_STORED DATA_:
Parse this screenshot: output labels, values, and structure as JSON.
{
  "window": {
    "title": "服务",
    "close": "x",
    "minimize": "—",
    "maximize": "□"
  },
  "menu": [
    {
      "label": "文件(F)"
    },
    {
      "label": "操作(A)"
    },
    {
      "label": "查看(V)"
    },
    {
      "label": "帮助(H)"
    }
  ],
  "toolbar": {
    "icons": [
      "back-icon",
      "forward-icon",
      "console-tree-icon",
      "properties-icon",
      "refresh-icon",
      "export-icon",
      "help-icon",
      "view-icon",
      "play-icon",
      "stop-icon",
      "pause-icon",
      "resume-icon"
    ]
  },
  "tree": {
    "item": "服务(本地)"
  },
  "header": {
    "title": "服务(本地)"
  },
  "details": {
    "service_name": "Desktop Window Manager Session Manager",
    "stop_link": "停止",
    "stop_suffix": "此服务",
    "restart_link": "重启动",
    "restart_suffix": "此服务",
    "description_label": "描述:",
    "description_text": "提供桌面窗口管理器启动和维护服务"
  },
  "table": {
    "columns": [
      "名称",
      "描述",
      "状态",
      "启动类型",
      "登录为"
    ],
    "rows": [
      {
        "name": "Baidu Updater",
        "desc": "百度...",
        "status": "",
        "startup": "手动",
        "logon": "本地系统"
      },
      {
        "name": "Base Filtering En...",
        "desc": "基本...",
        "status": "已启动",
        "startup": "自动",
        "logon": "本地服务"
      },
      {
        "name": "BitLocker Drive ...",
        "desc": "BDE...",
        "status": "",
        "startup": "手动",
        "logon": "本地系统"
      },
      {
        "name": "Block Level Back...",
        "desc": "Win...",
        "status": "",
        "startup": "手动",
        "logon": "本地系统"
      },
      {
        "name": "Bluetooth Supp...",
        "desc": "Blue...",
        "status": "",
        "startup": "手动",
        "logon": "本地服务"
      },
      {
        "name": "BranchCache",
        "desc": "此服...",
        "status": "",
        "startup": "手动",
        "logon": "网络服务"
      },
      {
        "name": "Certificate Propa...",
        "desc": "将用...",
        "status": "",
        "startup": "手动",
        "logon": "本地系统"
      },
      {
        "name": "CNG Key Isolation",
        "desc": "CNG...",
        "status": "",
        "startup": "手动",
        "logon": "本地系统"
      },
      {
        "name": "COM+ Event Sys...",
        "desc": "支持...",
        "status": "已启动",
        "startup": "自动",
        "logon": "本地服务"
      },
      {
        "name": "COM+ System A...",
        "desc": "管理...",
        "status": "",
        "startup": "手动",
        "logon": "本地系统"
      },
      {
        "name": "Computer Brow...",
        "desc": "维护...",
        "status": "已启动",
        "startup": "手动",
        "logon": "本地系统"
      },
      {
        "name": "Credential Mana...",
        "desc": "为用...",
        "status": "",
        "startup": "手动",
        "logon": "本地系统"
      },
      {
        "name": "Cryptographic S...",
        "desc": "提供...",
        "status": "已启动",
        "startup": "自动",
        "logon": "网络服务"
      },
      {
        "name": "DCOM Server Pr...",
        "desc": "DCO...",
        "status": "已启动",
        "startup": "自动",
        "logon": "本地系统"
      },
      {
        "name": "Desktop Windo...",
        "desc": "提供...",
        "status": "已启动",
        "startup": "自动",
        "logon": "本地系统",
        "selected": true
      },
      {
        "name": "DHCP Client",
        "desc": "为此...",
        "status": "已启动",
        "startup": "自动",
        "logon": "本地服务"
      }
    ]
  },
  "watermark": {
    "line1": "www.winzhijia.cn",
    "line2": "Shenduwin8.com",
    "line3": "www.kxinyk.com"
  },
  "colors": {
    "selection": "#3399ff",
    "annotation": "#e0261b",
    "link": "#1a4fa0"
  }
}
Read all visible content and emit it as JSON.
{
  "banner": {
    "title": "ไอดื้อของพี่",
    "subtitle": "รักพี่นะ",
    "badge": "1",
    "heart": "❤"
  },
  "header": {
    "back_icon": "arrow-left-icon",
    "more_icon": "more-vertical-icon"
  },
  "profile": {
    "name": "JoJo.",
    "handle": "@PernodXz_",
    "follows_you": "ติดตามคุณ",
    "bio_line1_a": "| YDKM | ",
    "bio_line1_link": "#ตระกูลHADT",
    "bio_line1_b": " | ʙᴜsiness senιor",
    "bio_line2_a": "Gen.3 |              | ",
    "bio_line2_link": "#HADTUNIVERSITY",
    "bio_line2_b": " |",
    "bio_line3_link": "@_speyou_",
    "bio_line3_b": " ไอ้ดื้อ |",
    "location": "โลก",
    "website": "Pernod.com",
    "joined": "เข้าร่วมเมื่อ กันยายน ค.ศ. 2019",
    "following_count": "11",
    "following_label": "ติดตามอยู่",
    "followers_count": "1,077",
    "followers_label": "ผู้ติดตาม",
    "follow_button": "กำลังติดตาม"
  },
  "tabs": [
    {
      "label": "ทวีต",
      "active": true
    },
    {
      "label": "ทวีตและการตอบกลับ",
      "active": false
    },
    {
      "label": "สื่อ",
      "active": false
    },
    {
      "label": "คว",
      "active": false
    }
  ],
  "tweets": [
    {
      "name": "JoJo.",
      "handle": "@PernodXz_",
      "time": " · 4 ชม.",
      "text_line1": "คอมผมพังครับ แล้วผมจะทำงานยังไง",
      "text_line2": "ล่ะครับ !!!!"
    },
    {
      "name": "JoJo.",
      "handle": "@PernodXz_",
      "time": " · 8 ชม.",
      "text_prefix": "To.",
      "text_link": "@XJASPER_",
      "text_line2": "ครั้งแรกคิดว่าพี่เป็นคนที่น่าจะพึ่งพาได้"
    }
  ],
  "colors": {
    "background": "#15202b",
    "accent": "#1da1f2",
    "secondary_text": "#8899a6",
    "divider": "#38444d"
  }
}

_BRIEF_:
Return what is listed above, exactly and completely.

_RESULT FOR THIS EXERCISE_:
Parse this screenshot: output labels, values, and structure as JSON.
{
  "window": {
    "title": "服务",
    "close": "x",
    "minimize": "—",
    "maximize": "□"
  },
  "menu": [
    {
      "label": "文件(F)"
    },
    {
      "label": "操作(A)"
    },
    {
      "label": "查看(V)"
    },
    {
      "label": "帮助(H)"
    }
  ],
  "toolbar": {
    "icons": [
      "back-icon",
      "forward-icon",
      "console-tree-icon",
      "properties-icon",
      "refresh-icon",
      "export-icon",
      "help-icon",
      "view-icon",
      "play-icon",
      "stop-icon",
      "pause-icon",
      "resume-icon"
    ]
  },
  "tree": {
    "item": "服务(本地)"
  },
  "header": {
    "title": "服务(本地)"
  },
  "details": {
    "service_name": "Desktop Window Manager Session Manager",
    "stop_link": "停止",
    "stop_suffix": "此服务",
    "restart_link": "重启动",
    "restart_suffix": "此服务",
    "description_label": "描述:",
    "description_text": "提供桌面窗口管理器启动和维护服务"
  },
  "table": {
    "columns": [
      "名称",
      "描述",
      "状态",
      "启动类型",
      "登录为"
    ],
    "rows": [
      {
        "name": "Baidu Updater",
        "desc": "百度...",
        "status": "",
        "startup": "手动",
        "logon": "本地系统"
      },
      {
        "name": "Base Filtering En...",
        "desc": "基本...",
        "status": "已启动",
        "startup": "自动",
        "logon": "本地服务"
      },
      {
        "name": "BitLocker Drive ...",
        "desc": "BDE...",
        "status": "",
        "startup": "手动",
        "logon": "本地系统"
      },
      {
        "name": "Block Level Back...",
        "desc": "Win...",
        "status": "",
        "startup": "手动",
        "logon": "本地系统"
      },
      {
        "name": "Bluetooth Supp...",
        "desc": "Blue...",
        "status": "",
        "startup": "手动",
        "logon": "本地服务"
      },
      {
        "name": "BranchCache",
        "desc": "此服...",
        "status": "",
        "startup": "手动",
        "logon": "网络服务"
      },
      {
        "name": "Certificate Propa...",
        "desc": "将用...",
        "status": "",
        "startup": "手动",
        "logon": "本地系统"
      },
      {
        "name": "CNG Key Isolation",
        "desc": "CNG...",
        "status": "",
        "startup": "手动",
        "logon": "本地系统"
      },
      {
        "name": "COM+ Event Sys...",
        "desc": "支持...",
        "status": "已启动",
        "startup": "自动",
        "logon": "本地服务"
      },
      {
        "name": "COM+ System A...",
        "desc": "管理...",
        "status": "",
        "startup": "手动",
        "logon": "本地系统"
      },
      {
        "name": "Computer Brow...",
        "desc": "维护...",
        "status": "已启动",
        "startup": "手动",
        "logon": "本地系统"
      },
      {
        "name": "Credential Mana...",
        "desc": "为用...",
        "status": "",
        "startup": "手动",
        "logon": "本地系统"
      },
      {
        "name": "Cryptographic S...",
        "desc": "提供...",
        "status": "已启动",
        "startup": "自动",
        "logon": "网络服务"
      },
      {
        "name": "DCOM Server Pr...",
        "desc": "DCO...",
        "status": "已启动",
        "startup": "自动",
        "logon": "本地系统"
      },
      {
        "name": "Desktop Windo...",
        "desc": "提供...",
        "status": "已启动",
        "startup": "自动",
        "logon": "本地系统",
        "selected": true
      },
      {
        "name": "DHCP Client",
        "desc": "为此...",
        "status": "已启动",
        "startup": "自动",
        "logon": "本地服务"
      }
    ]
  },
  "watermark": {
    "line1": "www.winzhijia.cn",
    "line2": "Shenduwin8.com",
    "line3": "www.kxinyk.com"
  },
  "colors": {
    "selection": "#3399ff",
    "annotation": "#e0261b",
    "link": "#1a4fa0"
  }
}
Read all visible content and emit it as JSON.
{
  "banner": {
    "title": "ไอดื้อของพี่",
    "subtitle": "รักพี่นะ",
    "badge": "1",
    "heart": "❤"
  },
  "header": {
    "back_icon": "arrow-left-icon",
    "more_icon": "more-vertical-icon"
  },
  "profile": {
    "name": "JoJo.",
    "handle": "@PernodXz_",
    "follows_you": "ติดตามคุณ",
    "bio_line1_a": "| YDKM | ",
    "bio_line1_link": "#ตระกูลHADT",
    "bio_line1_b": " | ʙᴜsiness senιor",
    "bio_line2_a": "Gen.3 |              | ",
    "bio_line2_link": "#HADTUNIVERSITY",
    "bio_line2_b": " |",
    "bio_line3_link": "@_speyou_",
    "bio_line3_b": " ไอ้ดื้อ |",
    "location": "โลก",
    "website": "Pernod.com",
    "joined": "เข้าร่วมเมื่อ กันยายน ค.ศ. 2019",
    "following_count": "11",
    "following_label": "ติดตามอยู่",
    "followers_count": "1,077",
    "followers_label": "ผู้ติดตาม",
    "follow_button": "กำลังติดตาม"
  },
  "tabs": [
    {
      "label": "ทวีต",
      "active": true
    },
    {
      "label": "ทวีตและการตอบกลับ",
      "active": false
    },
    {
      "label": "สื่อ",
      "active": false
    },
    {
      "label": "คว",
      "active": false
    }
  ],
  "tweets": [
    {
      "name": "JoJo.",
      "handle": "@PernodXz_",
      "time": " · 4 ชม.",
      "text_line1": "คอมผมพังครับ แล้วผมจะทำงานยังไง",
      "text_line2": "ล่ะครับ !!!!"
    },
    {
      "name": "JoJo.",
      "handle": "@PernodXz_",
      "time": " · 8 ชม.",
      "text_prefix": "To.",
      "text_link": "@XJASPER_",
      "text_line2": "ครั้งแรกคิดว่าพี่เป็นคนที่น่าจะพึ่งพาได้"
    }
  ],
  "colors": {
    "background": "#15202b",
    "accent": "#1da1f2",
    "secondary_text": "#8899a6",
    "divider": "#38444d"
  }
}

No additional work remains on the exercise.